Sun Valley developer Chris Stephens is free to pursue The District at ParkCenter, a 287-unit complex he plans to build between ParkCenter Boulevard and Loggers Creek in Southeast Boise.
A state judge ruled last week that the Boise City Council acted fairly in July when it overturned a Planning and Zoning denial of the project. That leaves design review as Stephens' only hurdle before applying for a building permit, said Sarah Schafer, Boise's design review manager.
"Bad stuff," said Nancy Caspersen, who lives on Parkway Drive a few hundred feet southwest of the lot where Stephens plans to build the apartments. "I'm incredibly disappointed because I think it's a wrong development in so many ways."
If he uses conventional financing, Stephens said, he could break ground on the project this fall. Another option is to finance the project through a U.S. Department of Housing and Urban Development program aimed at low-income, dormitory-style apartment complexes. If he chooses that route, Stephens said, groundbreaking would probably happen mid-2014. He predicted a 15-month construction period.
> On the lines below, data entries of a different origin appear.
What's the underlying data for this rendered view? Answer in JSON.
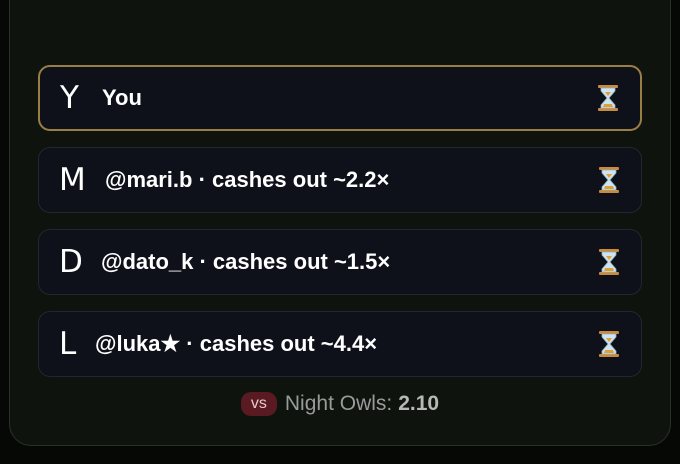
{
  "players": [
    {
      "initial": "Y",
      "label": "You",
      "status_icon": "hourglass-icon"
    },
    {
      "initial": "M",
      "label": "@mari.b · cashes out ~2.2×",
      "status_icon": "hourglass-icon"
    },
    {
      "initial": "D",
      "label": "@dato_k · cashes out ~1.5×",
      "status_icon": "hourglass-icon"
    },
    {
      "initial": "L",
      "label": "@luka★ · cashes out ~4.4×",
      "status_icon": "hourglass-icon"
    }
  ],
  "footer": {
    "vs_label": "vs",
    "opponent": "Night Owls:",
    "score": "2.10"
  },
  "colors": {
    "self_border": "#9a7f45",
    "vs_badge_bg": "#5a1a22",
    "hourglass": "#e0a030"
  }
}
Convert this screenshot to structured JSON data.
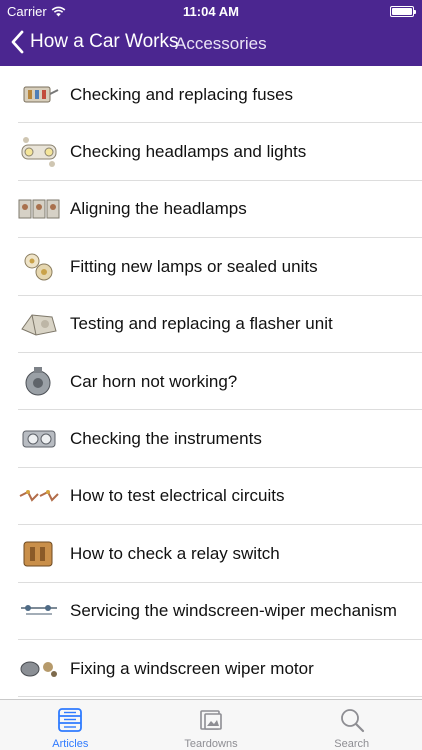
{
  "status_bar": {
    "carrier": "Carrier",
    "time": "11:04 AM"
  },
  "nav": {
    "back_label": "How a Car Works",
    "title": "Accessories"
  },
  "items": [
    {
      "label": "Checking and replacing fuses",
      "icon": "fuse-box-icon"
    },
    {
      "label": "Checking headlamps and lights",
      "icon": "headlamp-icon"
    },
    {
      "label": "Aligning the headlamps",
      "icon": "headlamp-alignment-icon"
    },
    {
      "label": "Fitting new lamps or sealed units",
      "icon": "lamp-unit-icon"
    },
    {
      "label": "Testing and replacing a flasher unit",
      "icon": "flasher-unit-icon"
    },
    {
      "label": "Car horn not working?",
      "icon": "car-horn-icon"
    },
    {
      "label": "Checking the instruments",
      "icon": "instrument-panel-icon"
    },
    {
      "label": "How to test electrical circuits",
      "icon": "circuit-test-icon"
    },
    {
      "label": "How to check a relay switch",
      "icon": "relay-switch-icon"
    },
    {
      "label": "Servicing the windscreen-wiper mechanism",
      "icon": "wiper-mechanism-icon"
    },
    {
      "label": "Fixing a windscreen wiper motor",
      "icon": "wiper-motor-icon"
    }
  ],
  "tabs": [
    {
      "label": "Articles",
      "icon": "articles-icon",
      "active": true
    },
    {
      "label": "Teardowns",
      "icon": "teardowns-icon",
      "active": false
    },
    {
      "label": "Search",
      "icon": "search-icon",
      "active": false
    }
  ],
  "colors": {
    "nav_background": "#4b2690",
    "tab_active": "#2f7bff",
    "tab_inactive": "#8e8e93"
  }
}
In September, the Friends of Loggers Creek Preservation, made up of neighbors of Stephens' project, including former Boise State football coach Dan Hawkins, sought to have the council's decision overturned in court.
They said the project, if it goes forward, will damage habitat along Loggers Creek that deer, owls and other wild animals use.
They also said the apartment complex will present too abrupt of a transition between their neighborhood - mostly single-family homes - and ParkCenter Boulevard's commercial corridor.
"From my backyard I will be able to see something I don't want to see," Caspersen said.
The group's concerns also include the complex's impact on traffic flow and the purity of Loggers Creek, a small waterway that cuts between the neighborhood on the west and the property in question on the east.
City Council members applied a broader standard of compatibility than the neighbors believed appropriate.
Instead of looking only at neighboring properties, they took into account the character of the larger surrounding area, including office space, a hotel, restaurants, banks and apartment complexes.
"Looking to the effect that other multifamily projects have had on the surrounding neighborhoods was a reasonable way for the council to address the petitioners' concerns that the project would not be compatible with the neighborhood here," Judge Ronald Wilper wrote in his decision.
Stephens, who shelved the project pending the outcome of the court case, said he now plans "to go ahead with it straight away."
Friends of Loggers Creek Preservation members are discussing options for further resistance to the project, co-chair Lenise Redding said.
Sven Berg: 377-6275